"""

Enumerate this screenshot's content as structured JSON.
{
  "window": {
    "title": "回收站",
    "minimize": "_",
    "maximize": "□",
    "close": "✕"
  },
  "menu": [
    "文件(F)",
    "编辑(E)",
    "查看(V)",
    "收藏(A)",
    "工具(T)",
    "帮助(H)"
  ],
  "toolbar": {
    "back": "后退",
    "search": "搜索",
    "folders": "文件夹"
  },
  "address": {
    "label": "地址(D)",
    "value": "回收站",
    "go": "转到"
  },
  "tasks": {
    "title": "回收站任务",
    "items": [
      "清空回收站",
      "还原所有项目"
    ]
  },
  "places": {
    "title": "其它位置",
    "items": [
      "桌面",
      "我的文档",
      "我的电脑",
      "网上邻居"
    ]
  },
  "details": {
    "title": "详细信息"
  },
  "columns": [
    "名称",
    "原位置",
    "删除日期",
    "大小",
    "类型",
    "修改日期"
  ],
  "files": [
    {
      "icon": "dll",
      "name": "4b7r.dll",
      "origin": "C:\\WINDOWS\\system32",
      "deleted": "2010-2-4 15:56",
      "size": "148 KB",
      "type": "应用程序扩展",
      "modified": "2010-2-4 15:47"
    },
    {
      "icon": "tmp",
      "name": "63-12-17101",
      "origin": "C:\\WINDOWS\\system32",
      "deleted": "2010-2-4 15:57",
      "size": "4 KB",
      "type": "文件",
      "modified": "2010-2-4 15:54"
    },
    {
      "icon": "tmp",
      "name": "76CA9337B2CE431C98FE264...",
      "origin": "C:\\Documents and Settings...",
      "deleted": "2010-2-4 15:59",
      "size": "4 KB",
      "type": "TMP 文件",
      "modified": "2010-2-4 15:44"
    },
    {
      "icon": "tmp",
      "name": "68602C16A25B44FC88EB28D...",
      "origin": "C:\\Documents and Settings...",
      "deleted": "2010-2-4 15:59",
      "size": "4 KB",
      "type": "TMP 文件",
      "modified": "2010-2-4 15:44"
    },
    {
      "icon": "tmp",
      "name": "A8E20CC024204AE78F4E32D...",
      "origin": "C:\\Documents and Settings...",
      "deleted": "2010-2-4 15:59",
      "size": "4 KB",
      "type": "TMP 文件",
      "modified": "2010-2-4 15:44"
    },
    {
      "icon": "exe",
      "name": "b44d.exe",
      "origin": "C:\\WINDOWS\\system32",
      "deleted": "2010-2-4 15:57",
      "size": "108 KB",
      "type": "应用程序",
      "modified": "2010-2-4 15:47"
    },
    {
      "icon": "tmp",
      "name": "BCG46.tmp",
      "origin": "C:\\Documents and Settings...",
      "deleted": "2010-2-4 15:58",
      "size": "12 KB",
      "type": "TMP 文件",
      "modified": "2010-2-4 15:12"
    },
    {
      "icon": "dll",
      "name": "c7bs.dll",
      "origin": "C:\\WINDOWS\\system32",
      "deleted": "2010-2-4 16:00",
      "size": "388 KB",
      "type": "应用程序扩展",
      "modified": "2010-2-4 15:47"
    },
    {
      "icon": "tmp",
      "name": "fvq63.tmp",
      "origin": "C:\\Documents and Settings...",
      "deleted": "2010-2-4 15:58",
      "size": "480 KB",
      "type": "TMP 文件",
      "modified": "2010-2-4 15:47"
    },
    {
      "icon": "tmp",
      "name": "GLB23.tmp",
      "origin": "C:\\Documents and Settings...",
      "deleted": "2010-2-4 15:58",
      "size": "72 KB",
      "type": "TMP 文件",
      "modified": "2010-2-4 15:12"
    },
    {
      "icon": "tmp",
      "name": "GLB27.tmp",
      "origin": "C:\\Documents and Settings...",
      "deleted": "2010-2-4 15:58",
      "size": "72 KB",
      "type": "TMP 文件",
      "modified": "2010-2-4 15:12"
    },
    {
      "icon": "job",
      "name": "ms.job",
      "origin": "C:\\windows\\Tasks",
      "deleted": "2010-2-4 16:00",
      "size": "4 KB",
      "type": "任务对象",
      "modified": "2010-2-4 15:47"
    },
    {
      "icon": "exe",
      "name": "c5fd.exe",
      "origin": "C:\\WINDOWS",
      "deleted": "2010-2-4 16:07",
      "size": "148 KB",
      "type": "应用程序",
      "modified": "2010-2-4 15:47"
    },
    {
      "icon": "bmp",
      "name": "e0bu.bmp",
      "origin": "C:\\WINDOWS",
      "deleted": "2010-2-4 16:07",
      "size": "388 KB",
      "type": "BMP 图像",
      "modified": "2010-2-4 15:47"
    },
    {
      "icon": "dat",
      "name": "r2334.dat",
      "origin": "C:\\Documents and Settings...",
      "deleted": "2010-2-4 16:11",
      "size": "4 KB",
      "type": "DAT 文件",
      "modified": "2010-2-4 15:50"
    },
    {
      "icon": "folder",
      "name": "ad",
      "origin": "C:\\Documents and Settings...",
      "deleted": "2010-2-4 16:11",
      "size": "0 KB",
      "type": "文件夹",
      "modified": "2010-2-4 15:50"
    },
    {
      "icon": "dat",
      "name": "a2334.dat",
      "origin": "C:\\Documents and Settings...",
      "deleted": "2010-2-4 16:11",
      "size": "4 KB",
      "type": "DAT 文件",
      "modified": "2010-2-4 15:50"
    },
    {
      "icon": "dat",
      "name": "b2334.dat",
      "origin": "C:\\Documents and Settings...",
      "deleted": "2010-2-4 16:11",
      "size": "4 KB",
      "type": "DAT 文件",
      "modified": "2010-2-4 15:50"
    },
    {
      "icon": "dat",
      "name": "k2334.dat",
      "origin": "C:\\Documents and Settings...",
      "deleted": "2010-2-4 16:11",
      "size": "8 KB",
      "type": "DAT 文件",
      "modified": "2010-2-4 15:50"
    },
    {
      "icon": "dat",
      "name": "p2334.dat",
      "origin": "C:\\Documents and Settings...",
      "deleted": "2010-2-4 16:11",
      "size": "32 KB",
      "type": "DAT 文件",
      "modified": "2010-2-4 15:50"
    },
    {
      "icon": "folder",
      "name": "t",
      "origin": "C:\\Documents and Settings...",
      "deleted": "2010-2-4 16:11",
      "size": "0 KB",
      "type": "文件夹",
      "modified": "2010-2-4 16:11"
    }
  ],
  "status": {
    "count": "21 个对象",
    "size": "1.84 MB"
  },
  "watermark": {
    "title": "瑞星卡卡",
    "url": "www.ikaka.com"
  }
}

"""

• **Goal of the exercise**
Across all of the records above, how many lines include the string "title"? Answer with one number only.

• **Exercise response**
5